** Records for the task follows **

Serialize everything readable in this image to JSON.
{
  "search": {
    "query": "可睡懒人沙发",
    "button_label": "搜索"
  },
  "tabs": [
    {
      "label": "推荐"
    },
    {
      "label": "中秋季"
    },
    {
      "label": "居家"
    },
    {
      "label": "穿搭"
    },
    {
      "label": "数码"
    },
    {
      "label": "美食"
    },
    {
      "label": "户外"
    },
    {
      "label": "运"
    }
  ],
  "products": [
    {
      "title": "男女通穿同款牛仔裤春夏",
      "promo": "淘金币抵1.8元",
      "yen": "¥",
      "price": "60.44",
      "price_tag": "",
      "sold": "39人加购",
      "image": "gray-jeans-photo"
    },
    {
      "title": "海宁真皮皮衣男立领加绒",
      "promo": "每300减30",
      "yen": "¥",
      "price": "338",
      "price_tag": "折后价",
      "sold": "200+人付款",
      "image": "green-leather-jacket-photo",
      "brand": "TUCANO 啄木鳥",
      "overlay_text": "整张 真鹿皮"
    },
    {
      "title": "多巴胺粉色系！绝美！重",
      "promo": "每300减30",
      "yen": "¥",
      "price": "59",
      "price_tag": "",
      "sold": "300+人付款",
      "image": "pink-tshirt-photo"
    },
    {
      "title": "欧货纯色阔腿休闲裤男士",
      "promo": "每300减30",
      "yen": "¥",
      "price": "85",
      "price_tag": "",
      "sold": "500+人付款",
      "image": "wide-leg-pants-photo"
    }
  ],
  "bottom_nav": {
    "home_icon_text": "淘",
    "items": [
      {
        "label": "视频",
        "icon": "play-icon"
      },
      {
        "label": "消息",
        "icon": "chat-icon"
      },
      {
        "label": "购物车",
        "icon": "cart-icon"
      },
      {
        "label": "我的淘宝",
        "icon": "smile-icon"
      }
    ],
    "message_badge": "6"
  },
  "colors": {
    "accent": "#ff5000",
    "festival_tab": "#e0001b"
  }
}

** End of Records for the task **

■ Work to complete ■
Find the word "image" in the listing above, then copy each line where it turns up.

■ Response below ■
Serialize everything readable in this image to JSON.
      "image": "gray-jeans-photo"
      "image": "green-leather-jacket-photo",
      "image": "pink-tshirt-photo"
      "image": "wide-leg-pants-photo"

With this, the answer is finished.